Sunday, November 23, 2008

Braid Extended Play

I may have been premature in saying I was done with Braid. I may also have been premature in saying it was a game about relationships. Apparently there is more to the game than just assembling all the puzzles and seeing the final level. Which is, I think, a shame. Sometimes games need to know when to keep their mouth shut.

Okay, so in the hub world there's a screen with a constellation, right? Apparently there's eight stars hidden in the game, and finding them all reveals the image of a chained princess in the sky in the hub world. Also, finding the last star involves doing something in the last level which... I don't know how to finish that sentence without spoilers, but as far as I'm concerned it ruins that level. And the rest of the game.

And then it turns out the whole game wasn't about relationships after all but was instead about the nuclear bomb.

Bollocks. Bollocks, I say. I am going to promptly forget I ever discovered this and I suggest you do too.

If you want to know more there's an FAQ here but you should be aware that:
(a) getting the stars is stupidly hard
(b) you can't do it if you've already finished the game - you'll have to start from scratch, and
(c) getting a single star can take up to two hours, and there are eight of them.

Thanks to Phrancq for the tip-off.


Jon said...

I prefer to think of getting the stars as an anti-achievement: it shows that one has missed the point (which was partly about letting go). It's a rare game that encourages you to stop playing.

(And really, the videos on youtube make it look far too painful to attempt).

SPLastic said...

I honestly don't find side-quest collectables all that fun anyway - one of my friends hunted down 90% of the flags in Assassin's Creed (but that may have been to satisfy his ego). I didn't find 10 total.

Played Braid on a friend's console - enjoyed it and would love to see a 3D adaption (even if it would ruin the visual charm).

Collectables really need to exist in games with an incentive other than "10 Gamerscore Unlocked" - Banjo Kazooie is a good example (play it, Greg!); the notes open doors. Donkey Kong 64 is a not so good example; hundreds of different collectables that only certain characters can collect.

GregT said...

Finding collectables can be its own reward, provided that there's a continuous ladder of progress, and some sort of way of looking back at how far you've come.

Much like Guitar Hero - there's absolutely no reward for gold starring every song on the lower difficulties, but it's inherently satisfying.

SPLastic said...

Maybe so - personally, such things haven't really captured my attention for long. Having said that, I do agree that collectables need to have a system to them, and I do like it when they mean something to the main game (rather than Super Mario's find one hundred coins and you'll get an almost useless life system).

mwc said...

I'm with Jon. I don't think the Princess is the atomic bomb, for one thing. But for another, the fact that the game almost explicitly punishes you for seeking out the stars, and the fact that it is essentially impossible to find them without going outside the game, make it seem like getting them is the wrong thing to do.

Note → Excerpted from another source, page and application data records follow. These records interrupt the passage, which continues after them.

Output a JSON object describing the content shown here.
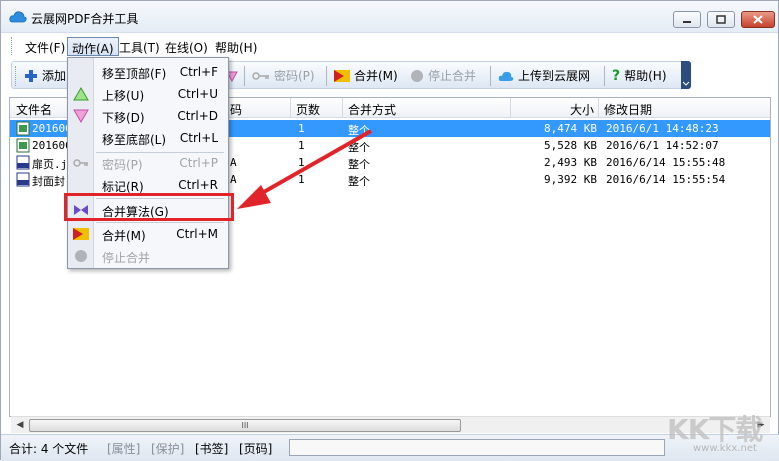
{
  "window": {
    "title": "云展网PDF合并工具",
    "controls": [
      "minimize",
      "maximize",
      "close"
    ]
  },
  "menubar": {
    "items": [
      {
        "label": "文件(F)",
        "active": false
      },
      {
        "label": "动作(A)",
        "active": true
      },
      {
        "label": "工具(T)",
        "active": false
      },
      {
        "label": "在线(O)",
        "active": false
      },
      {
        "label": "帮助(H)",
        "active": false
      }
    ]
  },
  "toolbar": {
    "add_label": "添加",
    "password_label": "密码(P)",
    "merge_label": "合并(M)",
    "stop_merge_label": "停止合并",
    "upload_label": "上传到云展网",
    "help_label": "帮助(H)"
  },
  "list": {
    "columns": [
      "文件名",
      "码",
      "页数",
      "合并方式",
      "大小",
      "修改日期"
    ],
    "rows": [
      {
        "name": "201606",
        "code": "",
        "pages": "1",
        "mode": "整个",
        "size": "8,474 KB",
        "date": "2016/6/1 14:48:23",
        "selected": true
      },
      {
        "name": "201606",
        "code": "",
        "pages": "1",
        "mode": "整个",
        "size": "5,528 KB",
        "date": "2016/6/1 14:52:07",
        "selected": false
      },
      {
        "name": "扉页.j",
        "code": "A",
        "pages": "1",
        "mode": "整个",
        "size": "2,493 KB",
        "date": "2016/6/14 15:55:48",
        "selected": false
      },
      {
        "name": "封面封",
        "code": "A",
        "pages": "1",
        "mode": "整个",
        "size": "9,392 KB",
        "date": "2016/6/14 15:55:54",
        "selected": false
      }
    ]
  },
  "dropdown": {
    "items": [
      {
        "label": "移至顶部(F)",
        "shortcut": "Ctrl+F",
        "disabled": false,
        "icon": ""
      },
      {
        "label": "上移(U)",
        "shortcut": "Ctrl+U",
        "disabled": false,
        "icon": "up-triangle-icon"
      },
      {
        "label": "下移(D)",
        "shortcut": "Ctrl+D",
        "disabled": false,
        "icon": "down-triangle-icon"
      },
      {
        "label": "移至底部(L)",
        "shortcut": "Ctrl+L",
        "disabled": false,
        "icon": ""
      },
      {
        "label": "密码(P)",
        "shortcut": "Ctrl+P",
        "disabled": true,
        "icon": "key-icon"
      },
      {
        "label": "标记(R)",
        "shortcut": "Ctrl+R",
        "disabled": false,
        "icon": ""
      },
      {
        "label": "合并算法(G)",
        "shortcut": "",
        "disabled": false,
        "icon": "bowtie-icon"
      },
      {
        "label": "合并(M)",
        "shortcut": "Ctrl+M",
        "disabled": false,
        "icon": "merge-flag-icon"
      },
      {
        "label": "停止合并",
        "shortcut": "",
        "disabled": true,
        "icon": "stop-circle-icon"
      }
    ]
  },
  "scrollbar": {
    "thumb_grip": "III"
  },
  "status": {
    "total": "合计: 4 个文件",
    "attr": "[属性]",
    "protect": "[保护]",
    "bookmark": "[书签]",
    "pagecode": "[页码]"
  },
  "watermark": {
    "text": "KK下载",
    "url": "www.kkx.net"
  },
  "colors": {
    "selection": "#3399ff",
    "highlight": "#e0242a",
    "accent": "#2c4c80"
  }
}
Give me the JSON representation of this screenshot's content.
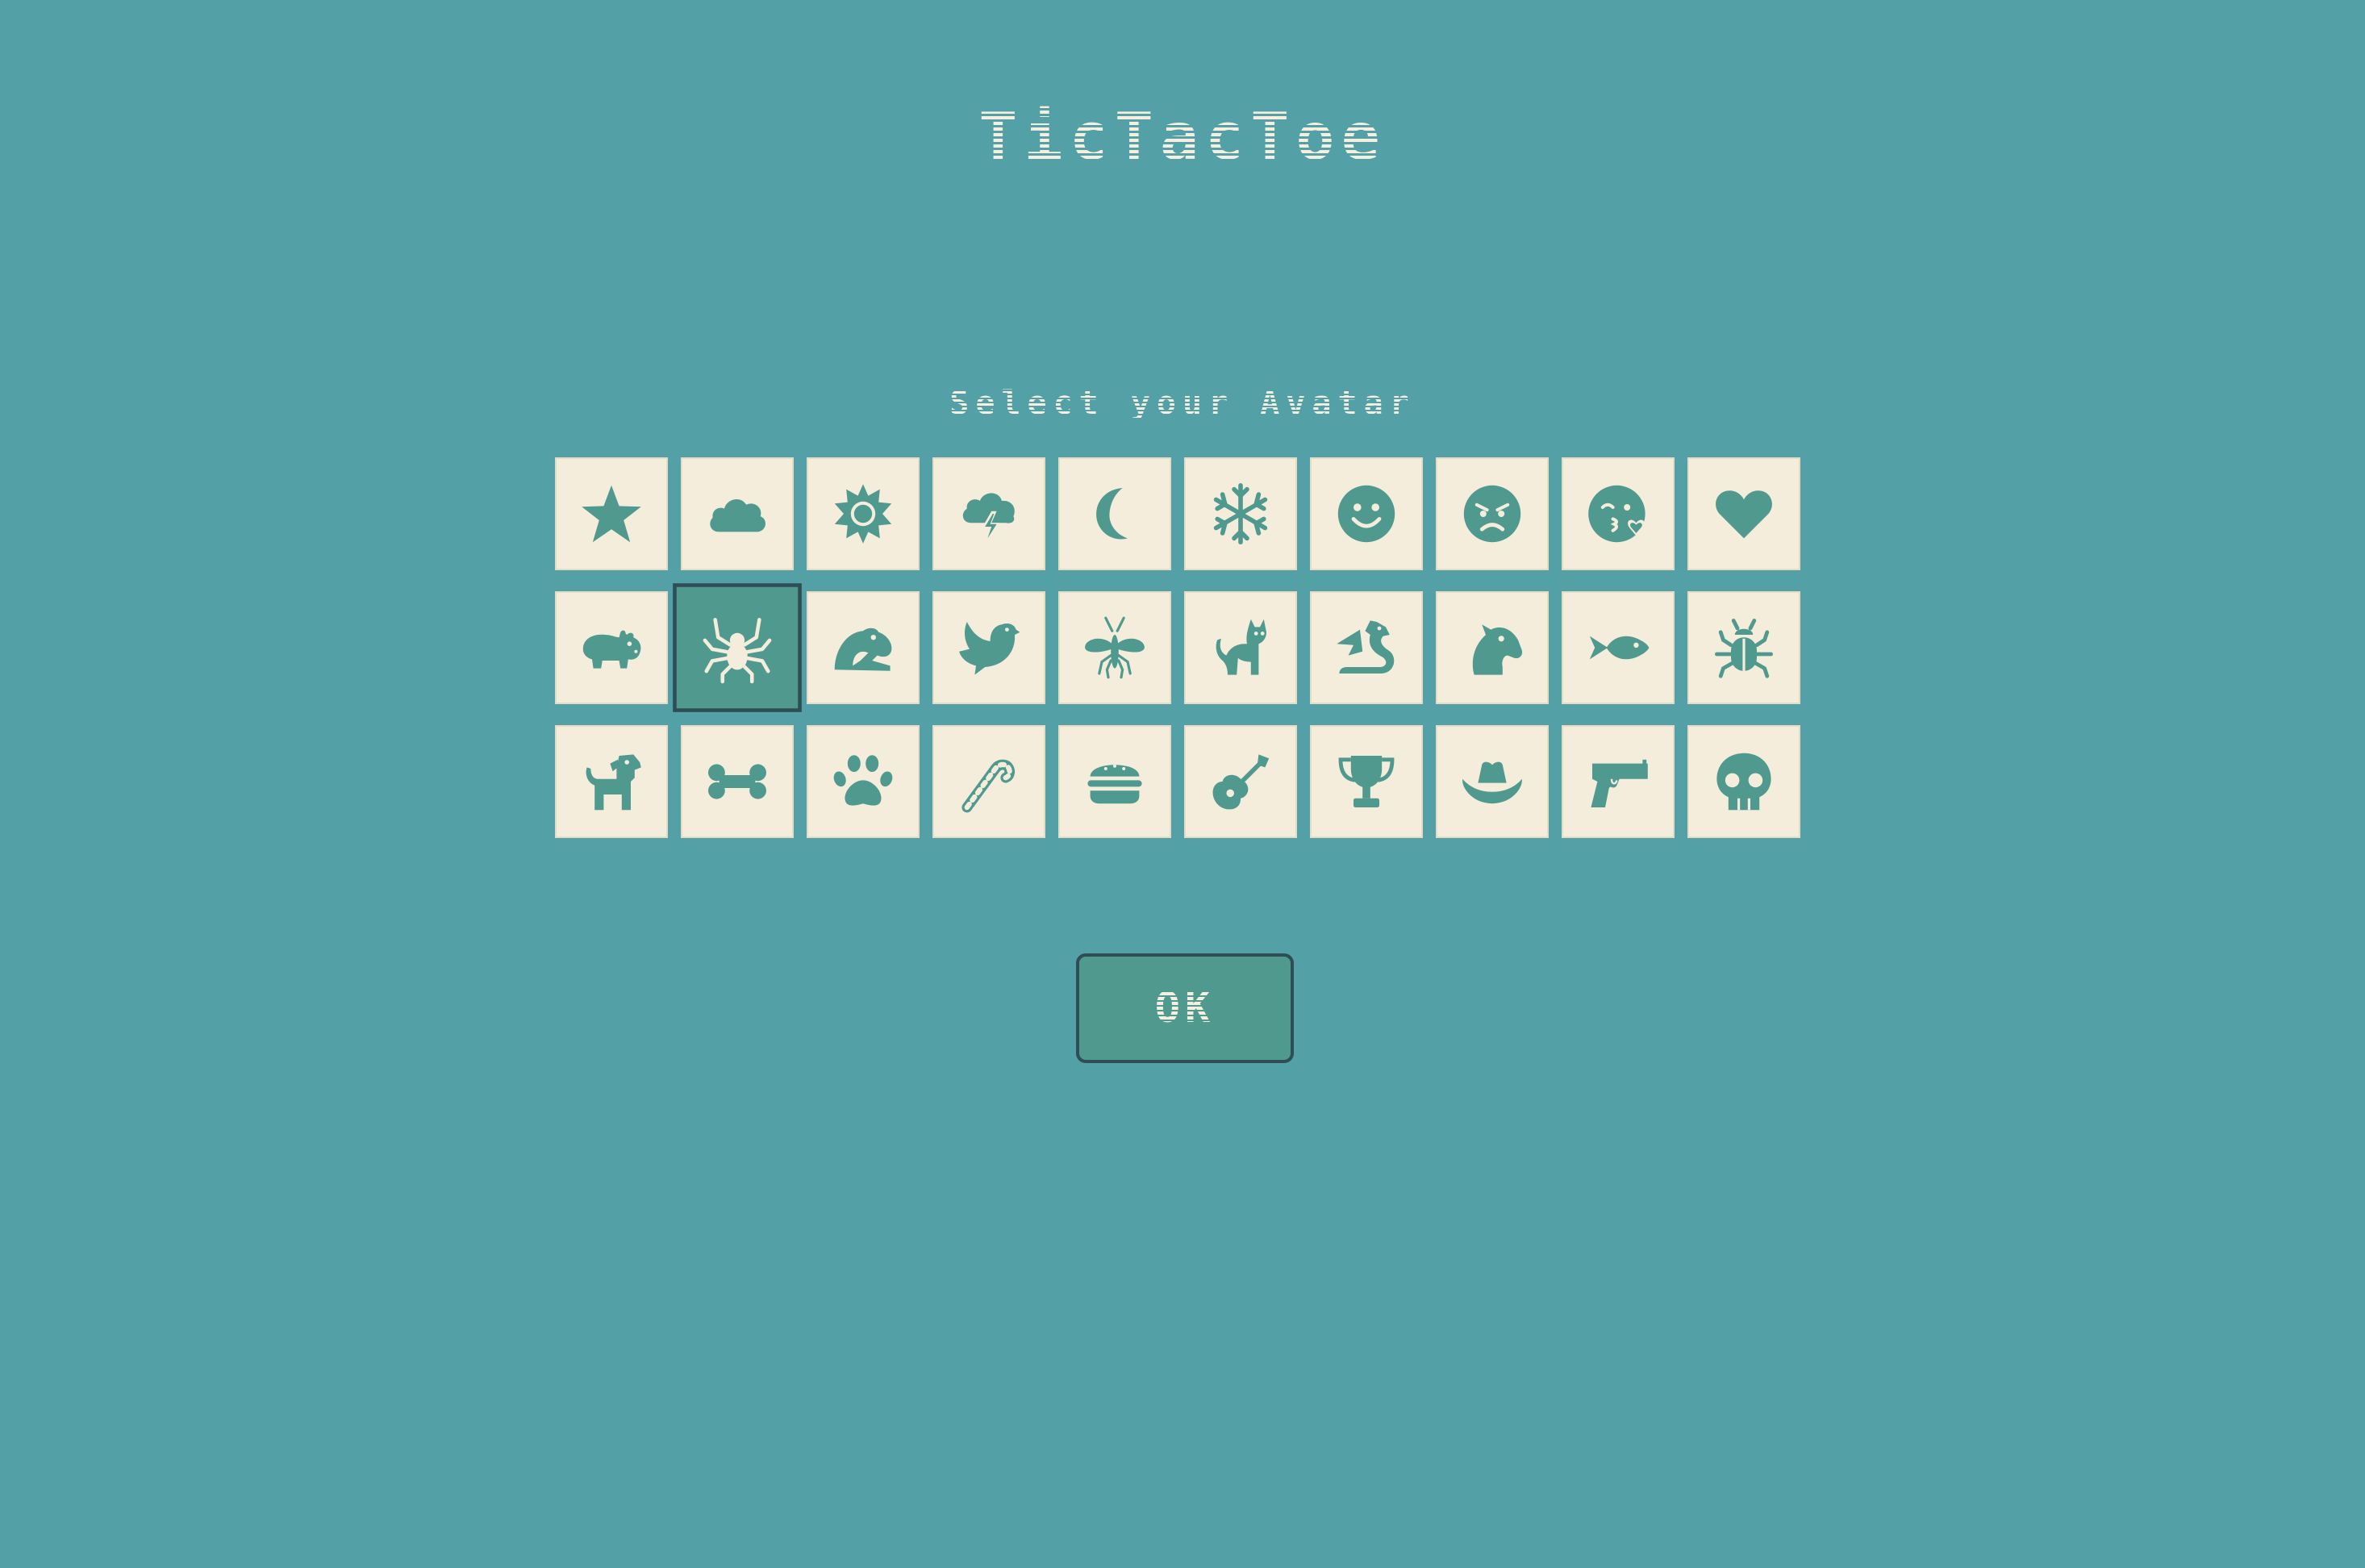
{
  "header": {
    "title": "TicTacToe"
  },
  "avatar_select": {
    "prompt": "Select your Avatar",
    "selected_icon": "spider-icon",
    "icons": [
      "star-icon",
      "cloud-icon",
      "sun-icon",
      "thunderstorm-icon",
      "moon-icon",
      "snowflake-icon",
      "smile-icon",
      "angry-face-icon",
      "kiss-face-icon",
      "heart-icon",
      "hippo-icon",
      "spider-icon",
      "frog-icon",
      "dove-icon",
      "mosquito-icon",
      "cat-icon",
      "dragon-icon",
      "horse-head-icon",
      "fish-icon",
      "bug-icon",
      "dog-icon",
      "bone-icon",
      "paw-icon",
      "candy-cane-icon",
      "burger-icon",
      "guitar-icon",
      "trophy-icon",
      "cowboy-hat-icon",
      "gun-icon",
      "skull-icon"
    ]
  },
  "actions": {
    "ok_label": "OK"
  },
  "colors": {
    "background": "#53a0a6",
    "tile": "#f5eddc",
    "icon": "#4f998f",
    "selected_border": "#2e4d55"
  }
}
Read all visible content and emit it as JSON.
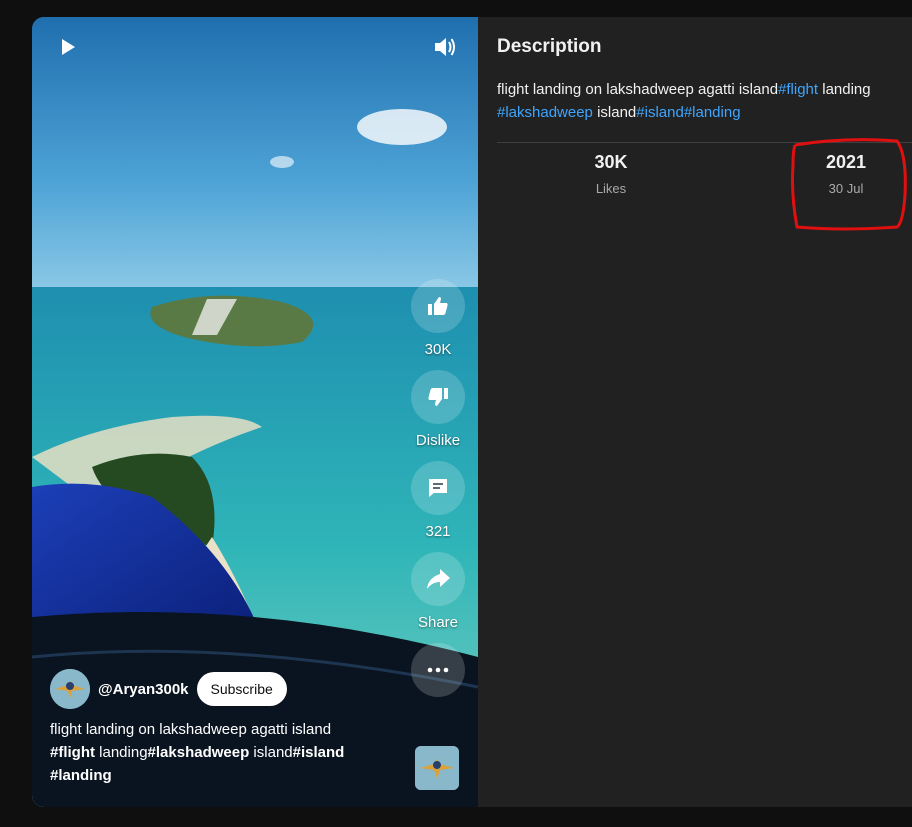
{
  "video": {
    "channel_handle": "@Aryan300k",
    "subscribe_label": "Subscribe",
    "caption_text": "flight landing on lakshadweep agatti island",
    "caption_tag_flight": "#flight",
    "caption_word_landing": " landing",
    "caption_tag_lakshadweep": "#lakshadweep",
    "caption_word_island": " island",
    "caption_tag_island": "#island",
    "caption_tag_landing": "#landing"
  },
  "actions": {
    "like_count": "30K",
    "dislike_label": "Dislike",
    "comment_count": "321",
    "share_label": "Share"
  },
  "description": {
    "title": "Description",
    "text_start": "flight landing on lakshadweep agatti island",
    "tag_flight": "#flight",
    "word_landing": " landing",
    "tag_lakshadweep": "#lakshadweep",
    "word_island": " island",
    "tag_island": "#island",
    "tag_landing": "#landing"
  },
  "stats": {
    "likes_value": "30K",
    "likes_label": "Likes",
    "year": "2021",
    "date": "30 Jul"
  },
  "colors": {
    "link": "#3ea6ff",
    "annotation": "#e01010"
  },
  "icons": [
    "play-icon",
    "volume-icon",
    "thumb-up-icon",
    "thumb-down-icon",
    "comment-icon",
    "share-icon",
    "more-icon"
  ]
}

Switch said...

Haha I have to agree that the nuclear bomb thing is strange. I think they were trying a bit too hard to be deep... deep to the point of obtuseness. I'd have preferred it if they had just kept it about relationships. I have no inclination at all to collect the stars and didn't even know they existed until I read about all this long after I beat the game. ^^;